Emsi Burning Glass, which collects and analyzes millions of job postings from across the country, offers a regular breakdown of the most-requested tech skills by employers. Here’s a chart of those skills over the past 60 days:

As we’ve discussed before, there’s a continuing hunger among companies for technologists who’ve mastered SQL, and for good reason: the programming language is key to managing and querying relational databases, making it the foundation of many organizations’ data operations.
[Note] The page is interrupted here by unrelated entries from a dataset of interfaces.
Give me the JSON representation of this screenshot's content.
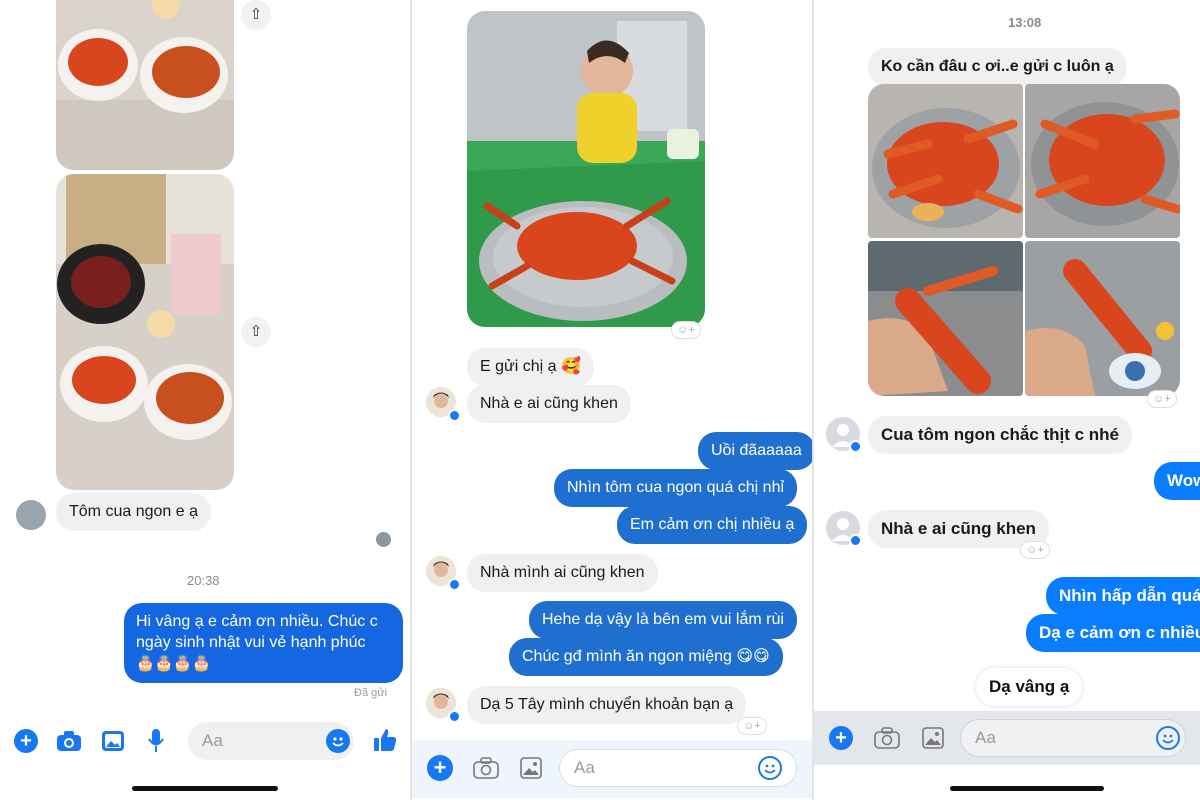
{
  "panel1": {
    "msg_tom_cua": "Tôm cua ngon e ạ",
    "time": "20:38",
    "out_line1": "Hi vâng ạ e cảm ơn nhiều. Chúc c",
    "out_line2": "ngày sinh nhật vui vẻ hạnh phúc",
    "out_emoji": "🎂🎂🎂🎂",
    "status": "Đã gửi",
    "input_placeholder": "Aa"
  },
  "panel2": {
    "msg1": "E gửi chị ạ 🥰",
    "msg2": "Nhà e ai cũng khen",
    "out1": "Uồi đãaaaaa",
    "out2": "Nhìn tôm cua ngon quá chị nhỉ",
    "out3": "Em cảm ơn chị nhiều ạ",
    "msg3": "Nhà mình ai cũng khen",
    "out4": "Hehe dạ vậy là bên em vui lắm rùi",
    "out5": "Chúc gđ mình ăn ngon miệng 😋😋",
    "msg4": "Dạ 5 Tây mình chuyển khoản bạn ạ",
    "input_placeholder": "Aa"
  },
  "panel3": {
    "time": "13:08",
    "msg_top": "Ko cần đâu c ơi..e gửi c luôn ạ",
    "msg1": "Cua tôm ngon chắc thịt c nhé",
    "out1": "Wow",
    "msg2": "Nhà e ai cũng khen",
    "out2": "Nhìn hấp dẫn quá",
    "out3": "Dạ e cảm ơn c nhiều",
    "msg3": "Dạ vâng ạ",
    "input_placeholder": "Aa"
  },
  "colors": {
    "accent": "#0a7cff",
    "icon_blue": "#1877f2",
    "incoming": "#f0f0f0",
    "lobster": "#d9461e",
    "tablecloth": "#2f9a49"
  },
  "icons": [
    "plus-icon",
    "camera-icon",
    "image-icon",
    "mic-icon",
    "emoji-icon",
    "like-icon",
    "share-icon",
    "smile-react-icon",
    "messenger-badge-icon"
  ]
}
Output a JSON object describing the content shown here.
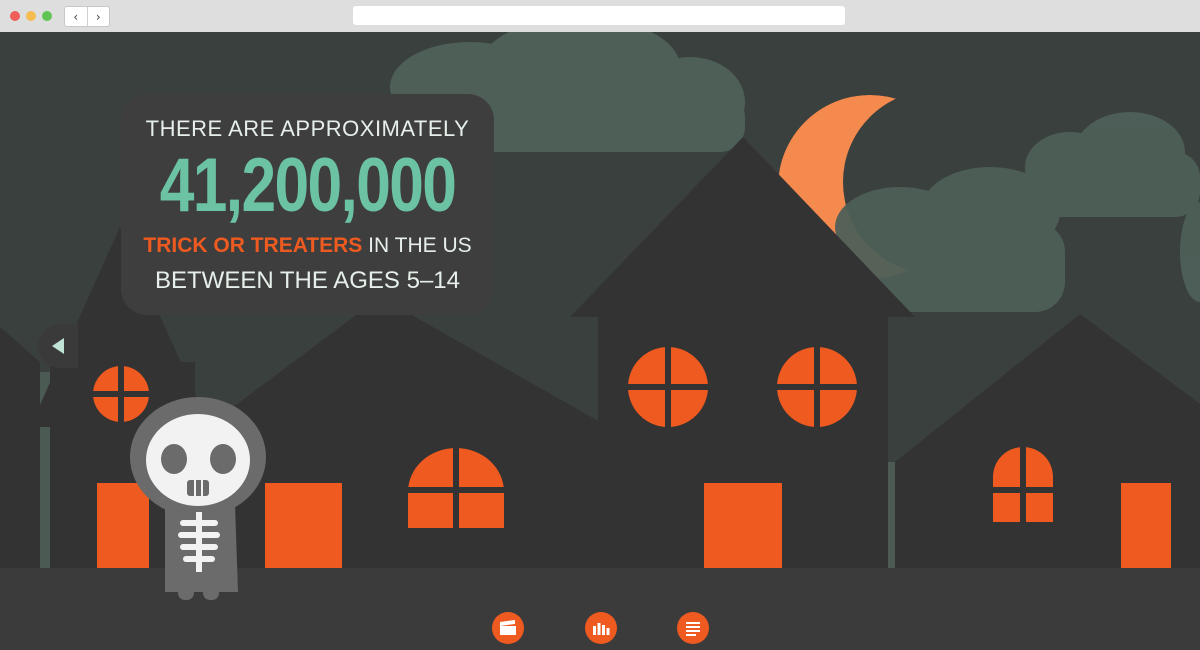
{
  "browser": {
    "back_glyph": "‹",
    "forward_glyph": "›",
    "traffic_lights": [
      "#ee5f5a",
      "#f5bd4f",
      "#5fc454"
    ]
  },
  "stat": {
    "line1": "THERE ARE APPROXIMATELY",
    "number": "41,200,000",
    "highlight": "TRICK OR TREATERS",
    "line3_rest": " IN THE US",
    "line4": "BETWEEN THE AGES 5–14"
  },
  "colors": {
    "orange": "#ee5a1f",
    "teal": "#6cc3a4",
    "sky": "#3a403d",
    "house": "#333333",
    "cloud": "#4e5f58",
    "moon": "#f58a4f"
  },
  "footer_icons": [
    "video-icon",
    "chart-icon",
    "text-icon"
  ]
}
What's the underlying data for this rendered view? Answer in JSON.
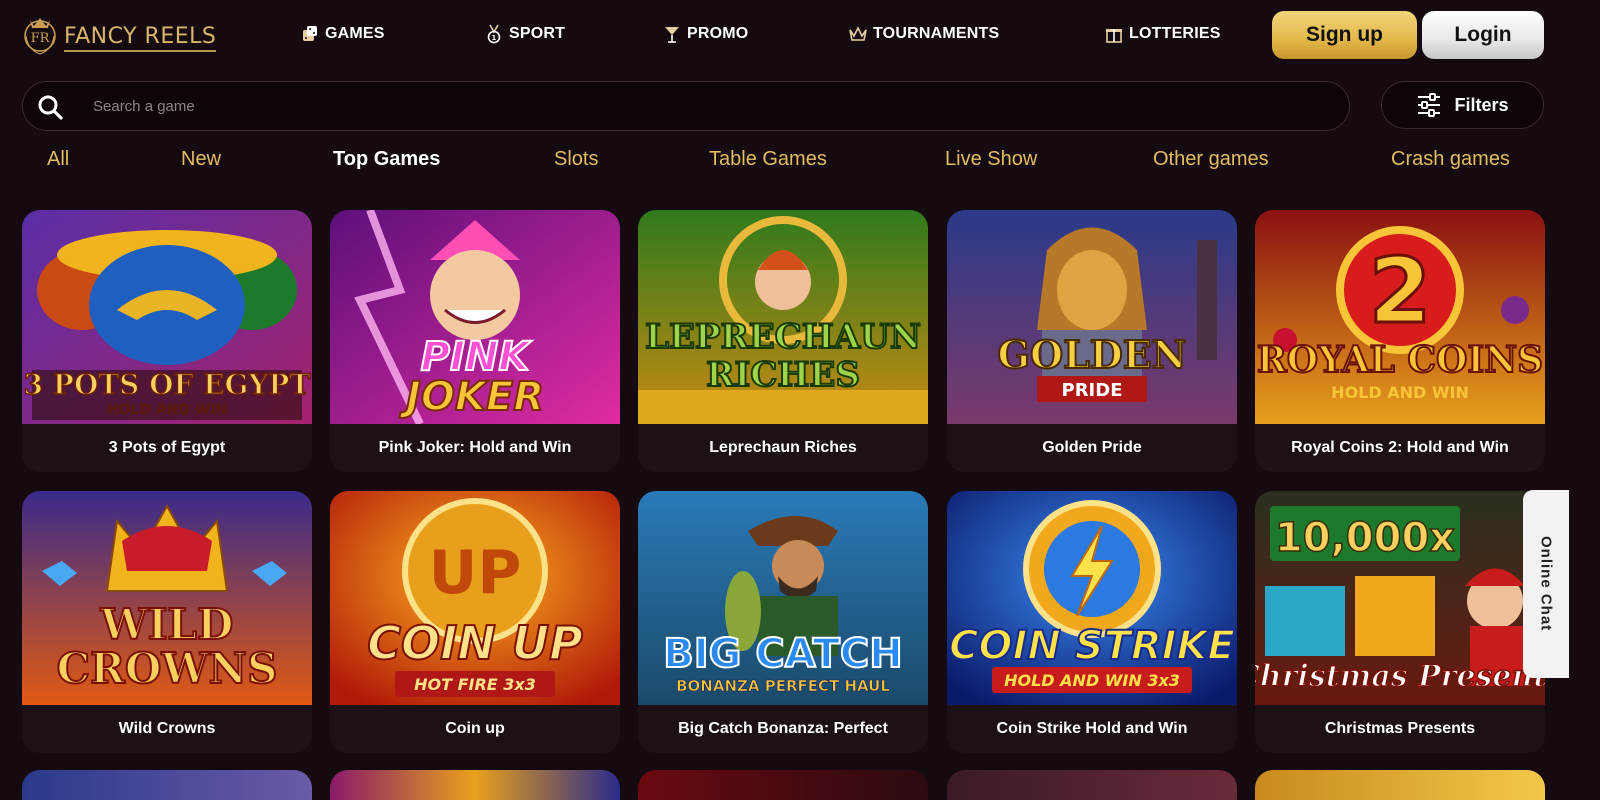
{
  "brand": {
    "name": "FANCY REELS"
  },
  "nav": [
    {
      "label": "GAMES",
      "icon": "dice-icon"
    },
    {
      "label": "SPORT",
      "icon": "medal-icon"
    },
    {
      "label": "PROMO",
      "icon": "cocktail-icon"
    },
    {
      "label": "TOURNAMENTS",
      "icon": "crown-icon"
    },
    {
      "label": "LOTTERIES",
      "icon": "gift-icon"
    }
  ],
  "auth": {
    "signup_label": "Sign up",
    "login_label": "Login"
  },
  "search": {
    "placeholder": "Search a game"
  },
  "filters": {
    "label": "Filters"
  },
  "categories": [
    "All",
    "New",
    "Top Games",
    "Slots",
    "Table Games",
    "Live Show",
    "Other games",
    "Crash games"
  ],
  "active_category": "Top Games",
  "games": [
    {
      "title": "3 Pots of Egypt",
      "art_lines": [
        "3 POTS OF EGYPT",
        "HOLD AND WIN"
      ]
    },
    {
      "title": "Pink Joker: Hold and Win",
      "art_lines": [
        "PINK",
        "JOKER"
      ]
    },
    {
      "title": "Leprechaun Riches",
      "art_lines": [
        "LEPRECHAUN",
        "RICHES"
      ]
    },
    {
      "title": "Golden Pride",
      "art_lines": [
        "GOLDEN",
        "PRIDE"
      ]
    },
    {
      "title": "Royal Coins 2: Hold and Win",
      "art_lines": [
        "2",
        "ROYAL COINS",
        "HOLD AND WIN"
      ]
    },
    {
      "title": "Wild Crowns",
      "art_lines": [
        "WILD",
        "CROWNS"
      ]
    },
    {
      "title": "Coin up",
      "art_lines": [
        "UP",
        "COIN UP",
        "HOT FIRE 3x3"
      ]
    },
    {
      "title": "Big Catch Bonanza: Perfect",
      "art_lines": [
        "BIG CATCH",
        "BONANZA PERFECT HAUL"
      ]
    },
    {
      "title": "Coin Strike Hold and Win",
      "art_lines": [
        "COIN STRIKE",
        "HOLD AND WIN 3x3"
      ]
    },
    {
      "title": "Christmas Presents",
      "art_lines": [
        "10,000x",
        "Christmas Presents"
      ]
    }
  ],
  "chat": {
    "label": "Online Chat"
  },
  "colors": {
    "accent_gold": "#e2bd63",
    "background": "#140a10",
    "card": "#1c1216"
  }
}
Want to learn SQL? Check out this offering from w3schools, which breaks down the various elements of SQL into “chapters”; Microsoft also offers a variety of training materials and instructor-led courses.

It also never hurts to learn popular programming languages such as Python, Java, and JavaScript, all of which power thousands of companies’ internal and external apps and services. As with SQL, there are lots of resources available online for learning these languages; if you want to learn Python, for instance, swing by Python.org for its handy beginner’s guide. 

In addition to technical skills, it’s also clear that employers really want technologists who’ve mastered product and project management. These managers not only know the technical aspects of projects, but also have the “soft skills” (such as empathy and communication) necessary to work with stakeholders, team members, and clients. If you’re curious about project management as a career, start off by mastering project-management methods such as Agile, Scrum, Kanban, and (yes, it’s old, but still used) Waterfall.